╭──

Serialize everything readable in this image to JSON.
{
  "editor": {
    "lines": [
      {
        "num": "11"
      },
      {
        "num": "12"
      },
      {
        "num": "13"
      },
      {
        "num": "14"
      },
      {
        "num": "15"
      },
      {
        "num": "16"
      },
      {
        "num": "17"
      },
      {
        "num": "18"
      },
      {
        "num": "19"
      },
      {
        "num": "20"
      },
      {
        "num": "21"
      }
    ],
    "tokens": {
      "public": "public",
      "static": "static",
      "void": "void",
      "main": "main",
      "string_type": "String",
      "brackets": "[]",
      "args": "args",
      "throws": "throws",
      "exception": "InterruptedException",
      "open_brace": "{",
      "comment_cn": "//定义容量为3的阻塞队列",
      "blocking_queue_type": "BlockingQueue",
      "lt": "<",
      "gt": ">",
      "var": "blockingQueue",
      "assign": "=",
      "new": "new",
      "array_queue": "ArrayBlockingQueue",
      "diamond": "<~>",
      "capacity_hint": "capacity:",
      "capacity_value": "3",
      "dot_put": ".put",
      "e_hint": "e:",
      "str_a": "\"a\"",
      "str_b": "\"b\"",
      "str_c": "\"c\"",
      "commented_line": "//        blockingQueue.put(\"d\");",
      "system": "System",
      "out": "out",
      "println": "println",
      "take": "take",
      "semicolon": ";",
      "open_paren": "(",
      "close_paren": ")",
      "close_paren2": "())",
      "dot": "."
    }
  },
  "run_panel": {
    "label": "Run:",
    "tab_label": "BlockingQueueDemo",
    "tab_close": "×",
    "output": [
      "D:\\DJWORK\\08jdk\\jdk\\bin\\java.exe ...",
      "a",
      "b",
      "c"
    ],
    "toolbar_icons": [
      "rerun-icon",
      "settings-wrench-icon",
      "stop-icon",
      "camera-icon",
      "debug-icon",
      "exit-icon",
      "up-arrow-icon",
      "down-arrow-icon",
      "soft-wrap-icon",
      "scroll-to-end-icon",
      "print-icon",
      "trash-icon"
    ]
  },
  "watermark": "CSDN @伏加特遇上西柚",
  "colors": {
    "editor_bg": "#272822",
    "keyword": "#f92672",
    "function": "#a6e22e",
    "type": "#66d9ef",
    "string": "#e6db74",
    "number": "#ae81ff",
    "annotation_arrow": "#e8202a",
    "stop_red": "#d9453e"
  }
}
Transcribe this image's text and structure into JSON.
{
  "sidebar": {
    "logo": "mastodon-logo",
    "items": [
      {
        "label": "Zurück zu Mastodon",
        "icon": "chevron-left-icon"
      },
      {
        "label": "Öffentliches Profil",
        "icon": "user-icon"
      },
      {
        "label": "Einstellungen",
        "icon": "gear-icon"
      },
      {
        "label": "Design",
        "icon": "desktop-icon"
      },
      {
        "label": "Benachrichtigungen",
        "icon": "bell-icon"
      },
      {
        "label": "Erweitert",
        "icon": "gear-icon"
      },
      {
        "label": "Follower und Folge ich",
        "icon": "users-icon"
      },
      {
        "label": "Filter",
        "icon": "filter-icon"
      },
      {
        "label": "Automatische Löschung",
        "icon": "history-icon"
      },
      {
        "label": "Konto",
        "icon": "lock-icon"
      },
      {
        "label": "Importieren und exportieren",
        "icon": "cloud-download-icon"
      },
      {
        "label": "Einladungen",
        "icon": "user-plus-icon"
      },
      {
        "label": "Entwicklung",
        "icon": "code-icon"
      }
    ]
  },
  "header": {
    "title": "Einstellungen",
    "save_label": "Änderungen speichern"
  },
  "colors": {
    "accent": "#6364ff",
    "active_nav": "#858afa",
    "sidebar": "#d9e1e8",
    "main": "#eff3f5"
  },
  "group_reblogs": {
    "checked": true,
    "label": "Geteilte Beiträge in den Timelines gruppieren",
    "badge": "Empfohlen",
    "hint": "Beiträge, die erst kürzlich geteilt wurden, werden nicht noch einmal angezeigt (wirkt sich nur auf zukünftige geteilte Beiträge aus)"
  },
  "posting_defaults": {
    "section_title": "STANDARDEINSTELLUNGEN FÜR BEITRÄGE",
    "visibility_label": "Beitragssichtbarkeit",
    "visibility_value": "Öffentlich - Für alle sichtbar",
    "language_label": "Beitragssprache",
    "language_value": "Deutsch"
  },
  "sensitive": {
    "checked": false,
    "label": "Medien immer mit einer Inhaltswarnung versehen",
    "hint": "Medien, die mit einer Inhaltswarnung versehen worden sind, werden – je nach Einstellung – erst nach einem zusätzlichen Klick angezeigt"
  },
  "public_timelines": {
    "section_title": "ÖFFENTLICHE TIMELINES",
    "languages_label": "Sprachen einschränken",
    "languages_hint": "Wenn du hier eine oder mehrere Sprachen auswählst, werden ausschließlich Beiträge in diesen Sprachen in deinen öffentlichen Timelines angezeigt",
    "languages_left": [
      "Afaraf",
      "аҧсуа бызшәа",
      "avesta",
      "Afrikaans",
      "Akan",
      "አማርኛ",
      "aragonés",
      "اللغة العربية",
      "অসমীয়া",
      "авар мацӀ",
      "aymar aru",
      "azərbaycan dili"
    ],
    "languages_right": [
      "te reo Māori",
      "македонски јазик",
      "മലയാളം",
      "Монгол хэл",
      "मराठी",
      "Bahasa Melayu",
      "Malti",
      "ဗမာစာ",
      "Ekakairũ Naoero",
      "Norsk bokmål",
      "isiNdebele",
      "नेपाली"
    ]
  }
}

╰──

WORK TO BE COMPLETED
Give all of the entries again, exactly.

SOLUTION BELOW
Serialize everything readable in this image to JSON.
{
  "editor": {
    "lines": [
      {
        "num": "11"
      },
      {
        "num": "12"
      },
      {
        "num": "13"
      },
      {
        "num": "14"
      },
      {
        "num": "15"
      },
      {
        "num": "16"
      },
      {
        "num": "17"
      },
      {
        "num": "18"
      },
      {
        "num": "19"
      },
      {
        "num": "20"
      },
      {
        "num": "21"
      }
    ],
    "tokens": {
      "public": "public",
      "static": "static",
      "void": "void",
      "main": "main",
      "string_type": "String",
      "brackets": "[]",
      "args": "args",
      "throws": "throws",
      "exception": "InterruptedException",
      "open_brace": "{",
      "comment_cn": "//定义容量为3的阻塞队列",
      "blocking_queue_type": "BlockingQueue",
      "lt": "<",
      "gt": ">",
      "var": "blockingQueue",
      "assign": "=",
      "new": "new",
      "array_queue": "ArrayBlockingQueue",
      "diamond": "<~>",
      "capacity_hint": "capacity:",
      "capacity_value": "3",
      "dot_put": ".put",
      "e_hint": "e:",
      "str_a": "\"a\"",
      "str_b": "\"b\"",
      "str_c": "\"c\"",
      "commented_line": "//        blockingQueue.put(\"d\");",
      "system": "System",
      "out": "out",
      "println": "println",
      "take": "take",
      "semicolon": ";",
      "open_paren": "(",
      "close_paren": ")",
      "close_paren2": "())",
      "dot": "."
    }
  },
  "run_panel": {
    "label": "Run:",
    "tab_label": "BlockingQueueDemo",
    "tab_close": "×",
    "output": [
      "D:\\DJWORK\\08jdk\\jdk\\bin\\java.exe ...",
      "a",
      "b",
      "c"
    ],
    "toolbar_icons": [
      "rerun-icon",
      "settings-wrench-icon",
      "stop-icon",
      "camera-icon",
      "debug-icon",
      "exit-icon",
      "up-arrow-icon",
      "down-arrow-icon",
      "soft-wrap-icon",
      "scroll-to-end-icon",
      "print-icon",
      "trash-icon"
    ]
  },
  "watermark": "CSDN @伏加特遇上西柚",
  "colors": {
    "editor_bg": "#272822",
    "keyword": "#f92672",
    "function": "#a6e22e",
    "type": "#66d9ef",
    "string": "#e6db74",
    "number": "#ae81ff",
    "annotation_arrow": "#e8202a",
    "stop_red": "#d9453e"
  }
}
Transcribe this image's text and structure into JSON.
{
  "sidebar": {
    "logo": "mastodon-logo",
    "items": [
      {
        "label": "Zurück zu Mastodon",
        "icon": "chevron-left-icon"
      },
      {
        "label": "Öffentliches Profil",
        "icon": "user-icon"
      },
      {
        "label": "Einstellungen",
        "icon": "gear-icon"
      },
      {
        "label": "Design",
        "icon": "desktop-icon"
      },
      {
        "label": "Benachrichtigungen",
        "icon": "bell-icon"
      },
      {
        "label": "Erweitert",
        "icon": "gear-icon"
      },
      {
        "label": "Follower und Folge ich",
        "icon": "users-icon"
      },
      {
        "label": "Filter",
        "icon": "filter-icon"
      },
      {
        "label": "Automatische Löschung",
        "icon": "history-icon"
      },
      {
        "label": "Konto",
        "icon": "lock-icon"
      },
      {
        "label": "Importieren und exportieren",
        "icon": "cloud-download-icon"
      },
      {
        "label": "Einladungen",
        "icon": "user-plus-icon"
      },
      {
        "label": "Entwicklung",
        "icon": "code-icon"
      }
    ]
  },
  "header": {
    "title": "Einstellungen",
    "save_label": "Änderungen speichern"
  },
  "colors": {
    "accent": "#6364ff",
    "active_nav": "#858afa",
    "sidebar": "#d9e1e8",
    "main": "#eff3f5"
  },
  "group_reblogs": {
    "checked": true,
    "label": "Geteilte Beiträge in den Timelines gruppieren",
    "badge": "Empfohlen",
    "hint": "Beiträge, die erst kürzlich geteilt wurden, werden nicht noch einmal angezeigt (wirkt sich nur auf zukünftige geteilte Beiträge aus)"
  },
  "posting_defaults": {
    "section_title": "STANDARDEINSTELLUNGEN FÜR BEITRÄGE",
    "visibility_label": "Beitragssichtbarkeit",
    "visibility_value": "Öffentlich - Für alle sichtbar",
    "language_label": "Beitragssprache",
    "language_value": "Deutsch"
  },
  "sensitive": {
    "checked": false,
    "label": "Medien immer mit einer Inhaltswarnung versehen",
    "hint": "Medien, die mit einer Inhaltswarnung versehen worden sind, werden – je nach Einstellung – erst nach einem zusätzlichen Klick angezeigt"
  },
  "public_timelines": {
    "section_title": "ÖFFENTLICHE TIMELINES",
    "languages_label": "Sprachen einschränken",
    "languages_hint": "Wenn du hier eine oder mehrere Sprachen auswählst, werden ausschließlich Beiträge in diesen Sprachen in deinen öffentlichen Timelines angezeigt",
    "languages_left": [
      "Afaraf",
      "аҧсуа бызшәа",
      "avesta",
      "Afrikaans",
      "Akan",
      "አማርኛ",
      "aragonés",
      "اللغة العربية",
      "অসমীয়া",
      "авар мацӀ",
      "aymar aru",
      "azərbaycan dili"
    ],
    "languages_right": [
      "te reo Māori",
      "македонски јазик",
      "മലയാളം",
      "Монгол хэл",
      "मराठी",
      "Bahasa Melayu",
      "Malti",
      "ဗမာစာ",
      "Ekakairũ Naoero",
      "Norsk bokmål",
      "isiNdebele",
      "नेपाली"
    ]
  }
}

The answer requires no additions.